> Description of the task: Each entry must be duplicated precisely, with nothing left out.

> Data for review:
----
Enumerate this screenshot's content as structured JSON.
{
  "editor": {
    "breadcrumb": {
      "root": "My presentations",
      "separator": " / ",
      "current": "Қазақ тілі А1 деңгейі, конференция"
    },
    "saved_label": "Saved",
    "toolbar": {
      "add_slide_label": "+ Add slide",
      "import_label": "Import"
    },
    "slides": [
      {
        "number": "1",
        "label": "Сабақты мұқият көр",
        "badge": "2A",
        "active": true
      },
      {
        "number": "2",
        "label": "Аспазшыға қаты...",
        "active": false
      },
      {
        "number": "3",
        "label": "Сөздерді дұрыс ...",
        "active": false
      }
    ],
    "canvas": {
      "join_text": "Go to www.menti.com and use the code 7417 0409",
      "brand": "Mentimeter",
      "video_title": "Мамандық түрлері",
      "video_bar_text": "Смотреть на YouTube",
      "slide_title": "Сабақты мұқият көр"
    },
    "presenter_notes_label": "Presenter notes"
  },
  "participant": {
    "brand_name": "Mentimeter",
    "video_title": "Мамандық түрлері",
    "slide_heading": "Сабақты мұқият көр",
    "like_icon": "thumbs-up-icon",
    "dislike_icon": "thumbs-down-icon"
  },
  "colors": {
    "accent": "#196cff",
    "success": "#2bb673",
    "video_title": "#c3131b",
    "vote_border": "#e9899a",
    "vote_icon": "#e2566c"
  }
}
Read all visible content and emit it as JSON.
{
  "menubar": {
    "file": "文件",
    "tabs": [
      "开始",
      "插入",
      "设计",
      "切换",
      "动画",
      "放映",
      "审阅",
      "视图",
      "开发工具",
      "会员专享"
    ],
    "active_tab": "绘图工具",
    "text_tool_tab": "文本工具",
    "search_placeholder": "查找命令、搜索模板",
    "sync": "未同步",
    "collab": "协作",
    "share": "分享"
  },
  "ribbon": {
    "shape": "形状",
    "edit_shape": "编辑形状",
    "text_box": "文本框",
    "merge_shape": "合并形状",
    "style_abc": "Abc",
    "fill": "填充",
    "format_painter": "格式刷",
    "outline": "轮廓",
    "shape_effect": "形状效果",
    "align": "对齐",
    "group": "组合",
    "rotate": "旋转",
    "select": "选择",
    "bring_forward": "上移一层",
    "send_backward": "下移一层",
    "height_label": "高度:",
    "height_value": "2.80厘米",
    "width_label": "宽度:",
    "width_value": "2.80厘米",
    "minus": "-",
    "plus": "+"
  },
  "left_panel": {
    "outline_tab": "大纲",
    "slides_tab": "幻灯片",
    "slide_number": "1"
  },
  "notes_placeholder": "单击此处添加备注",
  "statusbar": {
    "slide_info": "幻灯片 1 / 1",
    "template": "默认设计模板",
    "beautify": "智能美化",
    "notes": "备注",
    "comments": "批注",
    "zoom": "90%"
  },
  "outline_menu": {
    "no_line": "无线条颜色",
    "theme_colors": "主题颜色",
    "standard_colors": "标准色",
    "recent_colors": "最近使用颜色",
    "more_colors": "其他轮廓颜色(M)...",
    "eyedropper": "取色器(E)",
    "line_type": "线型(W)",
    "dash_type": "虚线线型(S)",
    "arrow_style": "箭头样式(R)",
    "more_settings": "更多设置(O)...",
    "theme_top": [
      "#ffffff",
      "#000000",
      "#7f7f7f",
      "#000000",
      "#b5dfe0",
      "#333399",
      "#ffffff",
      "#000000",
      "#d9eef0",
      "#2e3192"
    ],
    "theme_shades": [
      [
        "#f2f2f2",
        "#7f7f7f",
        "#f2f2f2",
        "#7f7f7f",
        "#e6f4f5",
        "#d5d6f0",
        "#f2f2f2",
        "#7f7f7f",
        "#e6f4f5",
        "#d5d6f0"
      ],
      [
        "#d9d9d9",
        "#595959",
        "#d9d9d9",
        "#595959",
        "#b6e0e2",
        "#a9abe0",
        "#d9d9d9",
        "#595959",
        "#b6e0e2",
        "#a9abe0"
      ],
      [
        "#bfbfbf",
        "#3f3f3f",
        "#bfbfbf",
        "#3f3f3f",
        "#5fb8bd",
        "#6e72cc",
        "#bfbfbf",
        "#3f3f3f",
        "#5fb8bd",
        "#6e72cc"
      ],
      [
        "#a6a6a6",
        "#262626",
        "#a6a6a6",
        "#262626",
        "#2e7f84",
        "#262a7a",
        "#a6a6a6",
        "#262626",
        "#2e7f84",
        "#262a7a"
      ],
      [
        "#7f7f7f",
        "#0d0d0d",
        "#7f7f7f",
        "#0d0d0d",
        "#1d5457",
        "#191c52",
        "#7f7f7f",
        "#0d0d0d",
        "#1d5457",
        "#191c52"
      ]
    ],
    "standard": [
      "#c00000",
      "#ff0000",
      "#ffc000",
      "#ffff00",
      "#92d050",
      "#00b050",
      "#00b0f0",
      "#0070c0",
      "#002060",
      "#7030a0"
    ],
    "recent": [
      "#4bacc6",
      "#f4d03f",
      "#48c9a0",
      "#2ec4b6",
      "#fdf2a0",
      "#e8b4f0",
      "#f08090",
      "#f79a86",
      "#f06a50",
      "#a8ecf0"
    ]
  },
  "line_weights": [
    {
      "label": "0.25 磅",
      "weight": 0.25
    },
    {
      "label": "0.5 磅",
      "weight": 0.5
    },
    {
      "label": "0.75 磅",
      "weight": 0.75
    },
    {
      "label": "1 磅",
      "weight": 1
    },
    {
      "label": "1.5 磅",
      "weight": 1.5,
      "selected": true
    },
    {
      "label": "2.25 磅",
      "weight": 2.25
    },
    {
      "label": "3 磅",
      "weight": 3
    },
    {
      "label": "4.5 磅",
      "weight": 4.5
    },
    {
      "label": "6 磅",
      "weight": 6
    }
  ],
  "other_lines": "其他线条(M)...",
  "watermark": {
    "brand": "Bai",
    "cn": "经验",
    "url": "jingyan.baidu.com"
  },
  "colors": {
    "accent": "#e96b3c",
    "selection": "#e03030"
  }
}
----
> Task result:
Enumerate this screenshot's content as structured JSON.
{
  "editor": {
    "breadcrumb": {
      "root": "My presentations",
      "separator": " / ",
      "current": "Қазақ тілі А1 деңгейі, конференция"
    },
    "saved_label": "Saved",
    "toolbar": {
      "add_slide_label": "+ Add slide",
      "import_label": "Import"
    },
    "slides": [
      {
        "number": "1",
        "label": "Сабақты мұқият көр",
        "badge": "2A",
        "active": true
      },
      {
        "number": "2",
        "label": "Аспазшыға қаты...",
        "active": false
      },
      {
        "number": "3",
        "label": "Сөздерді дұрыс ...",
        "active": false
      }
    ],
    "canvas": {
      "join_text": "Go to www.menti.com and use the code 7417 0409",
      "brand": "Mentimeter",
      "video_title": "Мамандық түрлері",
      "video_bar_text": "Смотреть на YouTube",
      "slide_title": "Сабақты мұқият көр"
    },
    "presenter_notes_label": "Presenter notes"
  },
  "participant": {
    "brand_name": "Mentimeter",
    "video_title": "Мамандық түрлері",
    "slide_heading": "Сабақты мұқият көр",
    "like_icon": "thumbs-up-icon",
    "dislike_icon": "thumbs-down-icon"
  },
  "colors": {
    "accent": "#196cff",
    "success": "#2bb673",
    "video_title": "#c3131b",
    "vote_border": "#e9899a",
    "vote_icon": "#e2566c"
  }
}
Read all visible content and emit it as JSON.
{
  "menubar": {
    "file": "文件",
    "tabs": [
      "开始",
      "插入",
      "设计",
      "切换",
      "动画",
      "放映",
      "审阅",
      "视图",
      "开发工具",
      "会员专享"
    ],
    "active_tab": "绘图工具",
    "text_tool_tab": "文本工具",
    "search_placeholder": "查找命令、搜索模板",
    "sync": "未同步",
    "collab": "协作",
    "share": "分享"
  },
  "ribbon": {
    "shape": "形状",
    "edit_shape": "编辑形状",
    "text_box": "文本框",
    "merge_shape": "合并形状",
    "style_abc": "Abc",
    "fill": "填充",
    "format_painter": "格式刷",
    "outline": "轮廓",
    "shape_effect": "形状效果",
    "align": "对齐",
    "group": "组合",
    "rotate": "旋转",
    "select": "选择",
    "bring_forward": "上移一层",
    "send_backward": "下移一层",
    "height_label": "高度:",
    "height_value": "2.80厘米",
    "width_label": "宽度:",
    "width_value": "2.80厘米",
    "minus": "-",
    "plus": "+"
  },
  "left_panel": {
    "outline_tab": "大纲",
    "slides_tab": "幻灯片",
    "slide_number": "1"
  },
  "notes_placeholder": "单击此处添加备注",
  "statusbar": {
    "slide_info": "幻灯片 1 / 1",
    "template": "默认设计模板",
    "beautify": "智能美化",
    "notes": "备注",
    "comments": "批注",
    "zoom": "90%"
  },
  "outline_menu": {
    "no_line": "无线条颜色",
    "theme_colors": "主题颜色",
    "standard_colors": "标准色",
    "recent_colors": "最近使用颜色",
    "more_colors": "其他轮廓颜色(M)...",
    "eyedropper": "取色器(E)",
    "line_type": "线型(W)",
    "dash_type": "虚线线型(S)",
    "arrow_style": "箭头样式(R)",
    "more_settings": "更多设置(O)...",
    "theme_top": [
      "#ffffff",
      "#000000",
      "#7f7f7f",
      "#000000",
      "#b5dfe0",
      "#333399",
      "#ffffff",
      "#000000",
      "#d9eef0",
      "#2e3192"
    ],
    "theme_shades": [
      [
        "#f2f2f2",
        "#7f7f7f",
        "#f2f2f2",
        "#7f7f7f",
        "#e6f4f5",
        "#d5d6f0",
        "#f2f2f2",
        "#7f7f7f",
        "#e6f4f5",
        "#d5d6f0"
      ],
      [
        "#d9d9d9",
        "#595959",
        "#d9d9d9",
        "#595959",
        "#b6e0e2",
        "#a9abe0",
        "#d9d9d9",
        "#595959",
        "#b6e0e2",
        "#a9abe0"
      ],
      [
        "#bfbfbf",
        "#3f3f3f",
        "#bfbfbf",
        "#3f3f3f",
        "#5fb8bd",
        "#6e72cc",
        "#bfbfbf",
        "#3f3f3f",
        "#5fb8bd",
        "#6e72cc"
      ],
      [
        "#a6a6a6",
        "#262626",
        "#a6a6a6",
        "#262626",
        "#2e7f84",
        "#262a7a",
        "#a6a6a6",
        "#262626",
        "#2e7f84",
        "#262a7a"
      ],
      [
        "#7f7f7f",
        "#0d0d0d",
        "#7f7f7f",
        "#0d0d0d",
        "#1d5457",
        "#191c52",
        "#7f7f7f",
        "#0d0d0d",
        "#1d5457",
        "#191c52"
      ]
    ],
    "standard": [
      "#c00000",
      "#ff0000",
      "#ffc000",
      "#ffff00",
      "#92d050",
      "#00b050",
      "#00b0f0",
      "#0070c0",
      "#002060",
      "#7030a0"
    ],
    "recent": [
      "#4bacc6",
      "#f4d03f",
      "#48c9a0",
      "#2ec4b6",
      "#fdf2a0",
      "#e8b4f0",
      "#f08090",
      "#f79a86",
      "#f06a50",
      "#a8ecf0"
    ]
  },
  "line_weights": [
    {
      "label": "0.25 磅",
      "weight": 0.25
    },
    {
      "label": "0.5 磅",
      "weight": 0.5
    },
    {
      "label": "0.75 磅",
      "weight": 0.75
    },
    {
      "label": "1 磅",
      "weight": 1
    },
    {
      "label": "1.5 磅",
      "weight": 1.5,
      "selected": true
    },
    {
      "label": "2.25 磅",
      "weight": 2.25
    },
    {
      "label": "3 磅",
      "weight": 3
    },
    {
      "label": "4.5 磅",
      "weight": 4.5
    },
    {
      "label": "6 磅",
      "weight": 6
    }
  ],
  "other_lines": "其他线条(M)...",
  "watermark": {
    "brand": "Bai",
    "cn": "经验",
    "url": "jingyan.baidu.com"
  },
  "colors": {
    "accent": "#e96b3c",
    "selection": "#e03030"
  }
}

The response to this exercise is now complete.